> map_Mu :: forall f f'. (forall a a'. (a -> a') -> f a -> f' a')
>   -> Mu f -> Mu f'
> map_Mu map_f (In fa) = In fa'
>  where
>   fa' = map_f (map_Mu map_f) fa

Admittedly, this definition is a little bit dense, so here’s some justification. The definition takes the function map_f, which can transform values of type f a to f' a' so long as it is provided with a function of type a -> a'. In this case, we have a value of type f (Mu f), and want to produce a value of type f' (Mu f') and so must provide a function of type Mu f -> Mu f'. This is precisely what map_Mu map_f provides!

## Functor Mapping

Finally, we can put these pieces together to provide a mapping function for List' based on the structure of the type:

> map_List' :: (a -> a') -> List' a -> List' a'
> map_List' map_a = map_Mu (map_FList map_a)

Our hope is that this definition of map in terms of the structure of List' results in the same behaviour as the definition given for List. To check this, we’ll start with a mapping on In FNil, which is isomorphic to Nil:

map_List' map_a (In FNil)
= {- definition map_List' -}
map_Mu (map_FList map_a) (In FNil)
= {- definition map_Mu -}
In (map_FList map_a (map_Mu (map_FList map_a)) FNil)
= {- definition map_FList -}
In FNil

So far, so good. Now let’s verify that In (FCons a list) gives back what we expect:

map_List' map_a (In (FCons a list))
= {- definition map_List' -}
map_Mu (map_FList map_a) (In (FCons a list))
= {- definition map_Mu -}
In (map_FList map_a (map_Mu (map_FList map_a)) (FCons a list))
= {- definition map_FList -}
In (FCons (map_a a) ((map_Mu (map_FList map_a)) list))
= {- definition map_List' -}
In (FCons (map_a a) (map_List' map_a list))

Hurrah! Using the induction hypothesis, we can see that we’ve arrived back where we started, and our definition of map_List' does indeed provide a result that’s isomorphic to a simple map_List we wrote at the start of this article.

## Conclusion

One question which you might rightly raise at this point is: why bother with all this machinery?
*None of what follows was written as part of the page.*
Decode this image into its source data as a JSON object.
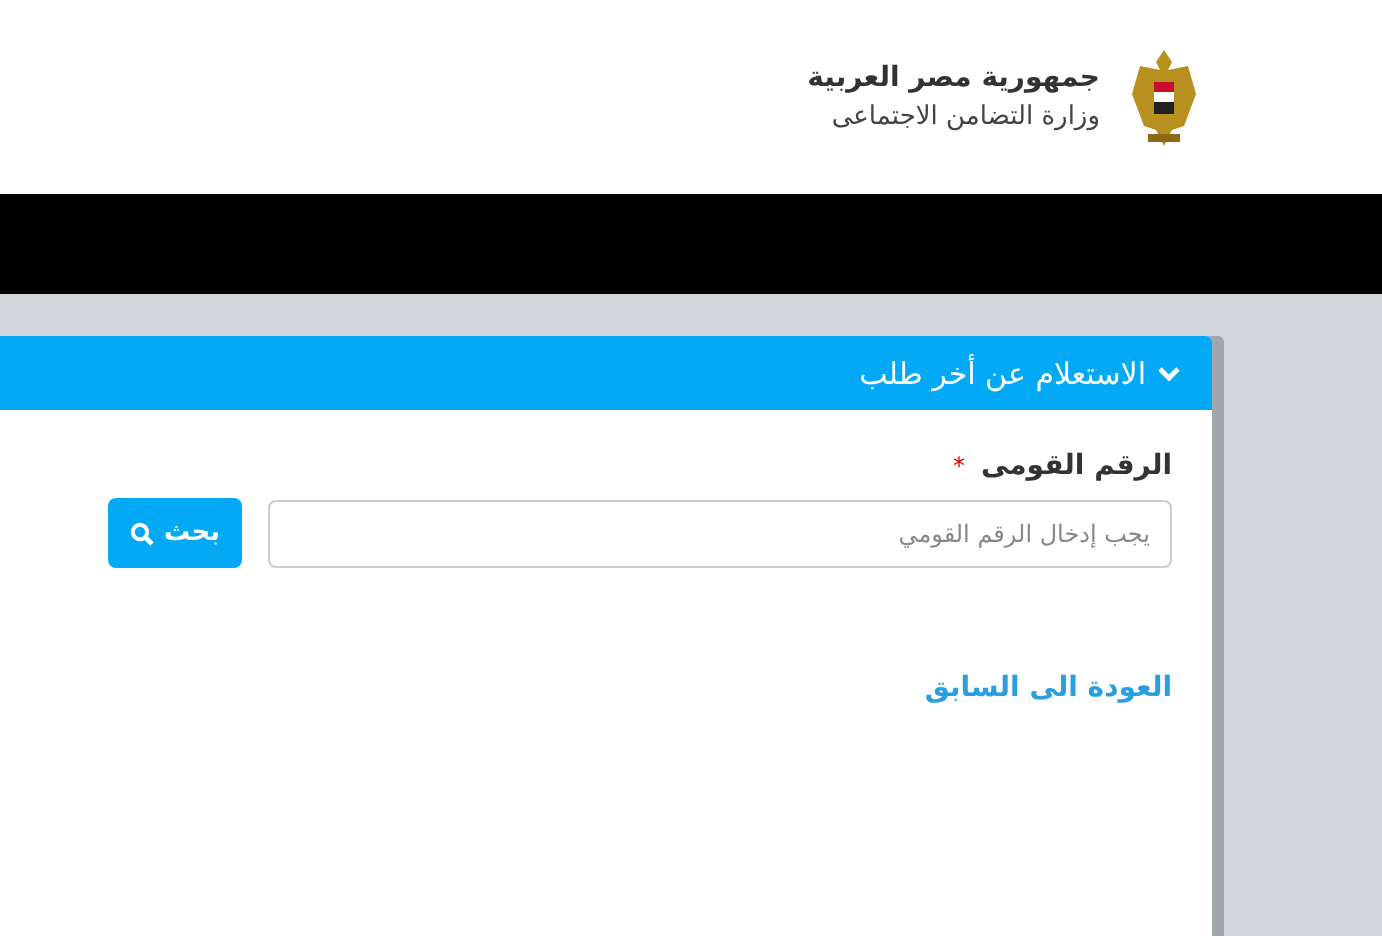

Well, the definition of Mu is really quite generic, which means that as long as we can provide a base functor of a type, including the mapping for that base functor, then we can automatically make use of the mapping for the type.

Of course, not all types fit this recursion scheme, but given the work found in Adjoint Folds and Unfolds, also by Ralf Hinze, (and an excellent read), this method can be generalised to encompass a much broader selection of types.